* **Description of the task**
The listing is to be printed word for word, pictures omitted.

* **Provided information**
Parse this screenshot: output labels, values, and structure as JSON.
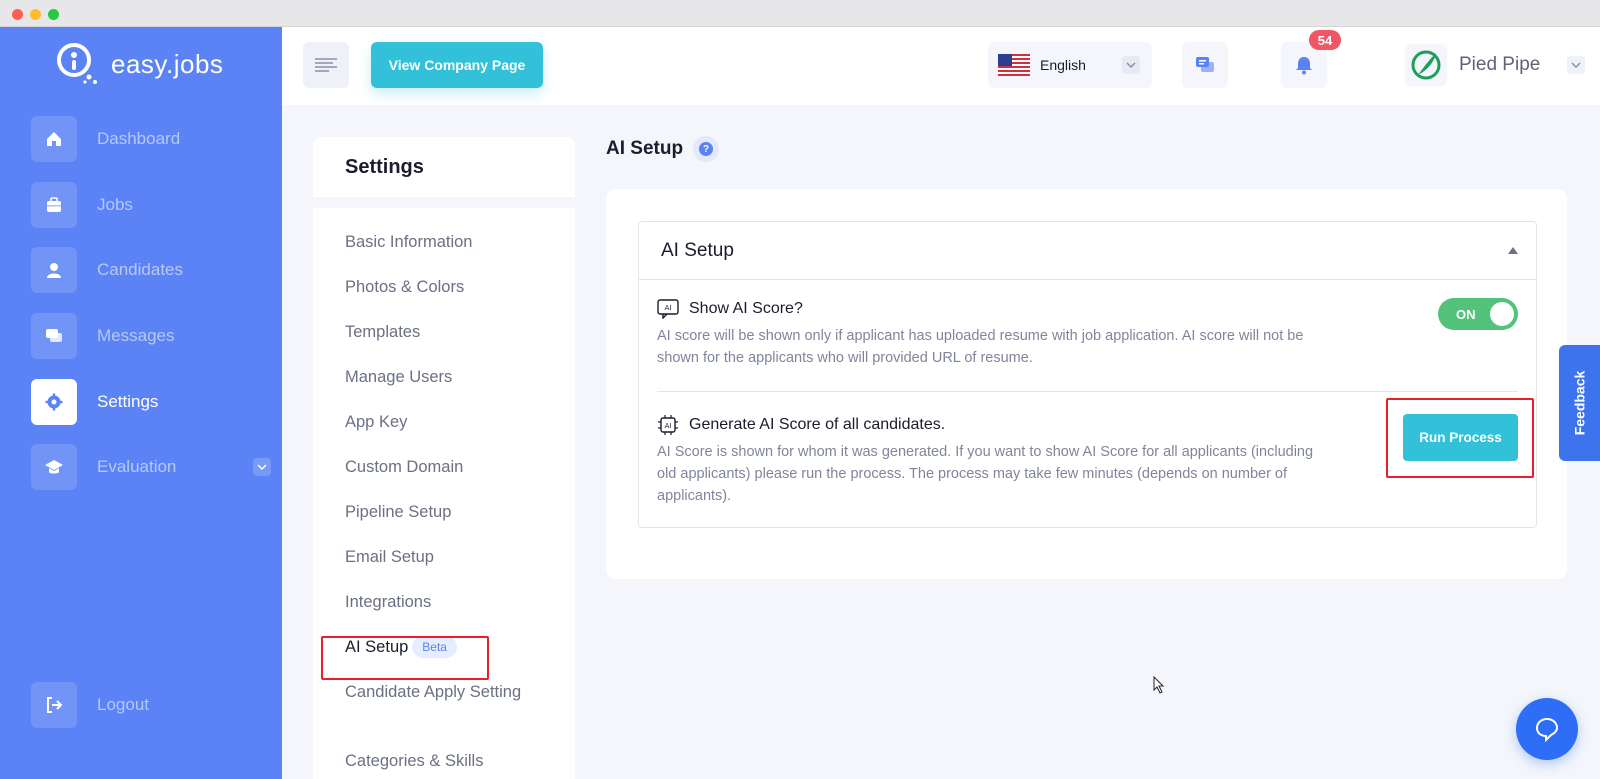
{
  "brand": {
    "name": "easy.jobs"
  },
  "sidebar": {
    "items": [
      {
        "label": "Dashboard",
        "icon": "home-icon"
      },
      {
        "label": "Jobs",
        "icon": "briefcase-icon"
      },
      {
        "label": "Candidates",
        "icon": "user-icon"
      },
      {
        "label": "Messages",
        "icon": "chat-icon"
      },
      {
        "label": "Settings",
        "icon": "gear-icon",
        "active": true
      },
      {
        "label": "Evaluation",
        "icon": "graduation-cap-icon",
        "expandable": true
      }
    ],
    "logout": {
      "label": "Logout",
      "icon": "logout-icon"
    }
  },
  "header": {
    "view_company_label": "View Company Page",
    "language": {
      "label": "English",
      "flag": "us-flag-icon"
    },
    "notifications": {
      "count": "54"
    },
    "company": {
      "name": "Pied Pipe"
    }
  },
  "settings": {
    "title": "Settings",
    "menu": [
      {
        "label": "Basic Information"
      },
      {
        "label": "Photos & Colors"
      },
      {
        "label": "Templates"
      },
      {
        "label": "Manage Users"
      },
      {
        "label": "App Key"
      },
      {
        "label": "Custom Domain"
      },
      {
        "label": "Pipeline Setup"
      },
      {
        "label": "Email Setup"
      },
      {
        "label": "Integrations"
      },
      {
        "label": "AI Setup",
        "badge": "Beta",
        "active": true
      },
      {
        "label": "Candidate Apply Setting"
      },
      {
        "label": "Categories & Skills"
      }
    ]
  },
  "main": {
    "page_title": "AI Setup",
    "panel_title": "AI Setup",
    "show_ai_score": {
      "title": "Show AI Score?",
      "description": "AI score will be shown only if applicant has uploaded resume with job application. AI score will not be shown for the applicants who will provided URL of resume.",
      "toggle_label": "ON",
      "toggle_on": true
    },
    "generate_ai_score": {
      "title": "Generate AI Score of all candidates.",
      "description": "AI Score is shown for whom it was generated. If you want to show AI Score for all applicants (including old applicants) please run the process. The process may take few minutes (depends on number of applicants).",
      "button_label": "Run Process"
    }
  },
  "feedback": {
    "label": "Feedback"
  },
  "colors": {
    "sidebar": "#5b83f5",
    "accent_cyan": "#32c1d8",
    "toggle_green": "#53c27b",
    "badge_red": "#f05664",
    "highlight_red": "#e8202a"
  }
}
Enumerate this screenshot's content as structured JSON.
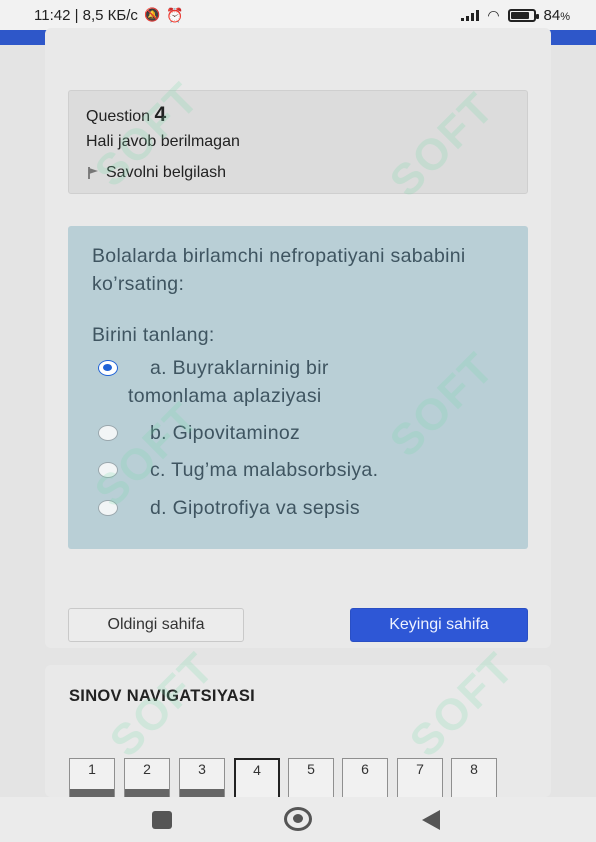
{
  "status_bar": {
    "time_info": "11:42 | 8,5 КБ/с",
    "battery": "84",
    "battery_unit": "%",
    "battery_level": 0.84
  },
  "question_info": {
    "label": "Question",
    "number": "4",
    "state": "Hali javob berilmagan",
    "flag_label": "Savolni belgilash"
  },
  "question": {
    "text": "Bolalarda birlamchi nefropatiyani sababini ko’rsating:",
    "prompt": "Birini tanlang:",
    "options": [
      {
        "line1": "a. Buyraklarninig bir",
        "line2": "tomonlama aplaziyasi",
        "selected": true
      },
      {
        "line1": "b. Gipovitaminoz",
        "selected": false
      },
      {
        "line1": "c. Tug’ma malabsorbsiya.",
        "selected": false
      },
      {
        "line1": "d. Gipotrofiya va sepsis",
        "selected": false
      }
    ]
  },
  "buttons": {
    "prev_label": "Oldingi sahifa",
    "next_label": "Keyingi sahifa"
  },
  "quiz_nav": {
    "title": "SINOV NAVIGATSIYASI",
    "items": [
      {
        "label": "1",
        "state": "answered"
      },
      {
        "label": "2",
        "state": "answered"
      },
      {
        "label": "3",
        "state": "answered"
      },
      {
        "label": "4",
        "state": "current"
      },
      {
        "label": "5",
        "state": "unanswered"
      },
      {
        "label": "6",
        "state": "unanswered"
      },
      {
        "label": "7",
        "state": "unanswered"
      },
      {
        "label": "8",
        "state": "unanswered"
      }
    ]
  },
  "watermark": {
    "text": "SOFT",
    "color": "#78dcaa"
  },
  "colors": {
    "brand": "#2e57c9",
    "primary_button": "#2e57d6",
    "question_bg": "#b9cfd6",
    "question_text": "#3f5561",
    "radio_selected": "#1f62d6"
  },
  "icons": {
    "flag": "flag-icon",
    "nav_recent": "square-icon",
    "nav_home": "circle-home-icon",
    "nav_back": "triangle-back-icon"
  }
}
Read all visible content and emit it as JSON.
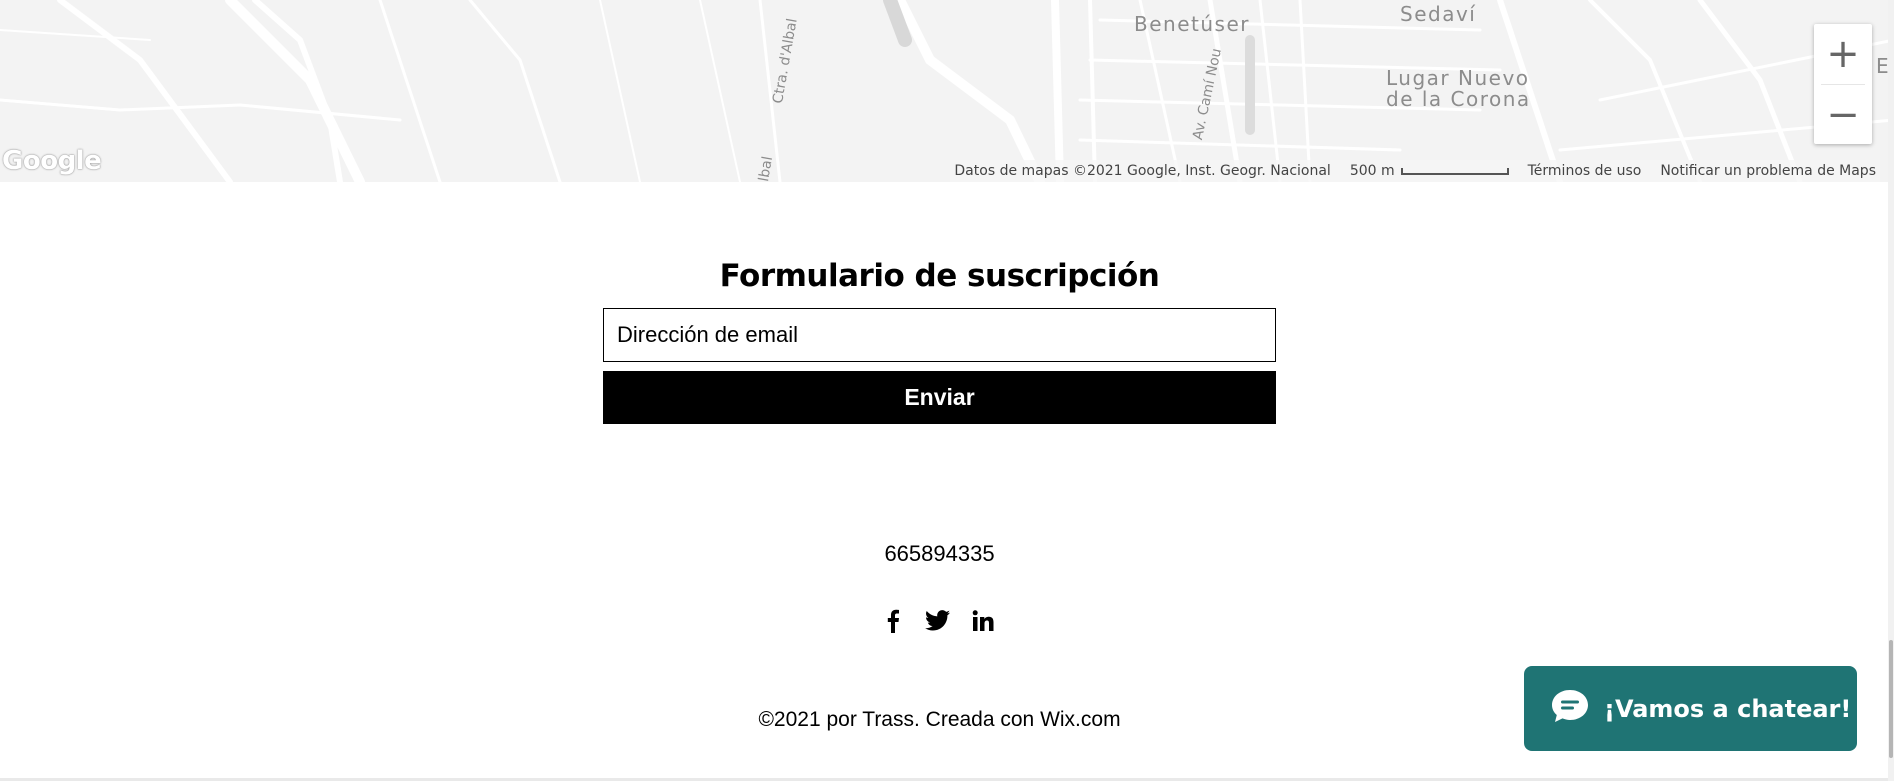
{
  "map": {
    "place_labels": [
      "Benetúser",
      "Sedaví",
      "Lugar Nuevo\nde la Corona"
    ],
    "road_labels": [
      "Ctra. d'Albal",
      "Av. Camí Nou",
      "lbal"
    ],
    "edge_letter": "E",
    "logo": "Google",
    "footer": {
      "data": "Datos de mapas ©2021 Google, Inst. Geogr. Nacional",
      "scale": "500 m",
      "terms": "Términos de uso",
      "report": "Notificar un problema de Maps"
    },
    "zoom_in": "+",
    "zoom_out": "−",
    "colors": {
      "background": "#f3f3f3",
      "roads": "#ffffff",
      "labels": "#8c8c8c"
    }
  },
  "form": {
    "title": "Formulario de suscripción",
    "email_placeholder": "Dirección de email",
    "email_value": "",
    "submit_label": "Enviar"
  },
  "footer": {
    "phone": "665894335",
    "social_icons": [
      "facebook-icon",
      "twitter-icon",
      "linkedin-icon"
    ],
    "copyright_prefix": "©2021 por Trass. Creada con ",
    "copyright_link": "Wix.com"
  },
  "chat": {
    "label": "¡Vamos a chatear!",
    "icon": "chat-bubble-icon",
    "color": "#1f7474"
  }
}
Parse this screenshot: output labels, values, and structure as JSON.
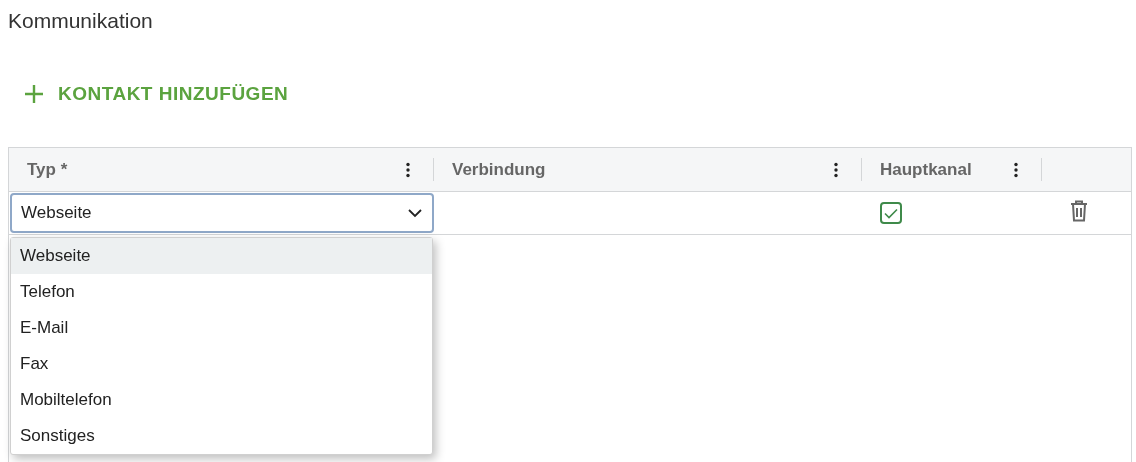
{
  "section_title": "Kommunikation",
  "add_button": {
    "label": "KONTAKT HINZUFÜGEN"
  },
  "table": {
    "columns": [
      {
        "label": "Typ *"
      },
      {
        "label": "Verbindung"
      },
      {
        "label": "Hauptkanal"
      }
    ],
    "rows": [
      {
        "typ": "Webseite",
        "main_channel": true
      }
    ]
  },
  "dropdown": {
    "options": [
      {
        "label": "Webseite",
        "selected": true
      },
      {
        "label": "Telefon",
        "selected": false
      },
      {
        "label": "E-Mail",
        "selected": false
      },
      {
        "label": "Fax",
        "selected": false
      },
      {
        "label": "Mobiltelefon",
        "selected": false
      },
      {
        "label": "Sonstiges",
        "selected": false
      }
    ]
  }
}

* **Exercise output**
Parse this screenshot: output labels, values, and structure as JSON.
{
  "brand": {
    "name": "easy.jobs"
  },
  "sidebar": {
    "items": [
      {
        "label": "Dashboard",
        "icon": "home-icon"
      },
      {
        "label": "Jobs",
        "icon": "briefcase-icon"
      },
      {
        "label": "Candidates",
        "icon": "user-icon"
      },
      {
        "label": "Messages",
        "icon": "chat-icon"
      },
      {
        "label": "Settings",
        "icon": "gear-icon",
        "active": true
      },
      {
        "label": "Evaluation",
        "icon": "graduation-cap-icon",
        "expandable": true
      }
    ],
    "logout": {
      "label": "Logout",
      "icon": "logout-icon"
    }
  },
  "header": {
    "view_company_label": "View Company Page",
    "language": {
      "label": "English",
      "flag": "us-flag-icon"
    },
    "notifications": {
      "count": "54"
    },
    "company": {
      "name": "Pied Pipe"
    }
  },
  "settings": {
    "title": "Settings",
    "menu": [
      {
        "label": "Basic Information"
      },
      {
        "label": "Photos & Colors"
      },
      {
        "label": "Templates"
      },
      {
        "label": "Manage Users"
      },
      {
        "label": "App Key"
      },
      {
        "label": "Custom Domain"
      },
      {
        "label": "Pipeline Setup"
      },
      {
        "label": "Email Setup"
      },
      {
        "label": "Integrations"
      },
      {
        "label": "AI Setup",
        "badge": "Beta",
        "active": true
      },
      {
        "label": "Candidate Apply Setting"
      },
      {
        "label": "Categories & Skills"
      }
    ]
  },
  "main": {
    "page_title": "AI Setup",
    "panel_title": "AI Setup",
    "show_ai_score": {
      "title": "Show AI Score?",
      "description": "AI score will be shown only if applicant has uploaded resume with job application. AI score will not be shown for the applicants who will provided URL of resume.",
      "toggle_label": "ON",
      "toggle_on": true
    },
    "generate_ai_score": {
      "title": "Generate AI Score of all candidates.",
      "description": "AI Score is shown for whom it was generated. If you want to show AI Score for all applicants (including old applicants) please run the process. The process may take few minutes (depends on number of applicants).",
      "button_label": "Run Process"
    }
  },
  "feedback": {
    "label": "Feedback"
  },
  "colors": {
    "sidebar": "#5b83f5",
    "accent_cyan": "#32c1d8",
    "toggle_green": "#53c27b",
    "badge_red": "#f05664",
    "highlight_red": "#e8202a"
  }
}
Enumerate this screenshot's content as structured JSON.
{
  "status_bar": {
    "time_info": "11:42 | 8,5 КБ/с",
    "battery": "84",
    "battery_unit": "%",
    "battery_level": 0.84
  },
  "question_info": {
    "label": "Question",
    "number": "4",
    "state": "Hali javob berilmagan",
    "flag_label": "Savolni belgilash"
  },
  "question": {
    "text": "Bolalarda birlamchi nefropatiyani sababini ko’rsating:",
    "prompt": "Birini tanlang:",
    "options": [
      {
        "line1": "a. Buyraklarninig bir",
        "line2": "tomonlama aplaziyasi",
        "selected": true
      },
      {
        "line1": "b. Gipovitaminoz",
        "selected": false
      },
      {
        "line1": "c. Tug’ma malabsorbsiya.",
        "selected": false
      },
      {
        "line1": "d. Gipotrofiya va sepsis",
        "selected": false
      }
    ]
  },
  "buttons": {
    "prev_label": "Oldingi sahifa",
    "next_label": "Keyingi sahifa"
  },
  "quiz_nav": {
    "title": "SINOV NAVIGATSIYASI",
    "items": [
      {
        "label": "1",
        "state": "answered"
      },
      {
        "label": "2",
        "state": "answered"
      },
      {
        "label": "3",
        "state": "answered"
      },
      {
        "label": "4",
        "state": "current"
      },
      {
        "label": "5",
        "state": "unanswered"
      },
      {
        "label": "6",
        "state": "unanswered"
      },
      {
        "label": "7",
        "state": "unanswered"
      },
      {
        "label": "8",
        "state": "unanswered"
      }
    ]
  },
  "watermark": {
    "text": "SOFT",
    "color": "#78dcaa"
  },
  "colors": {
    "brand": "#2e57c9",
    "primary_button": "#2e57d6",
    "question_bg": "#b9cfd6",
    "question_text": "#3f5561",
    "radio_selected": "#1f62d6"
  },
  "icons": {
    "flag": "flag-icon",
    "nav_recent": "square-icon",
    "nav_home": "circle-home-icon",
    "nav_back": "triangle-back-icon"
  }
}
Read all visible content and emit it as JSON.
{
  "map": {
    "place_labels": [
      "Benetúser",
      "Sedaví",
      "Lugar Nuevo\nde la Corona"
    ],
    "road_labels": [
      "Ctra. d'Albal",
      "Av. Camí Nou",
      "lbal"
    ],
    "edge_letter": "E",
    "logo": "Google",
    "footer": {
      "data": "Datos de mapas ©2021 Google, Inst. Geogr. Nacional",
      "scale": "500 m",
      "terms": "Términos de uso",
      "report": "Notificar un problema de Maps"
    },
    "zoom_in": "+",
    "zoom_out": "−",
    "colors": {
      "background": "#f3f3f3",
      "roads": "#ffffff",
      "labels": "#8c8c8c"
    }
  },
  "form": {
    "title": "Formulario de suscripción",
    "email_placeholder": "Dirección de email",
    "email_value": "",
    "submit_label": "Enviar"
  },
  "footer": {
    "phone": "665894335",
    "social_icons": [
      "facebook-icon",
      "twitter-icon",
      "linkedin-icon"
    ],
    "copyright_prefix": "©2021 por Trass. Creada con ",
    "copyright_link": "Wix.com"
  },
  "chat": {
    "label": "¡Vamos a chatear!",
    "icon": "chat-bubble-icon",
    "color": "#1f7474"
  }
}
Parse this screenshot: output labels, values, and structure as JSON.
{
  "section_title": "Kommunikation",
  "add_button": {
    "label": "KONTAKT HINZUFÜGEN"
  },
  "table": {
    "columns": [
      {
        "label": "Typ *"
      },
      {
        "label": "Verbindung"
      },
      {
        "label": "Hauptkanal"
      }
    ],
    "rows": [
      {
        "typ": "Webseite",
        "main_channel": true
      }
    ]
  },
  "dropdown": {
    "options": [
      {
        "label": "Webseite",
        "selected": true
      },
      {
        "label": "Telefon",
        "selected": false
      },
      {
        "label": "E-Mail",
        "selected": false
      },
      {
        "label": "Fax",
        "selected": false
      },
      {
        "label": "Mobiltelefon",
        "selected": false
      },
      {
        "label": "Sonstiges",
        "selected": false
      }
    ]
  }
}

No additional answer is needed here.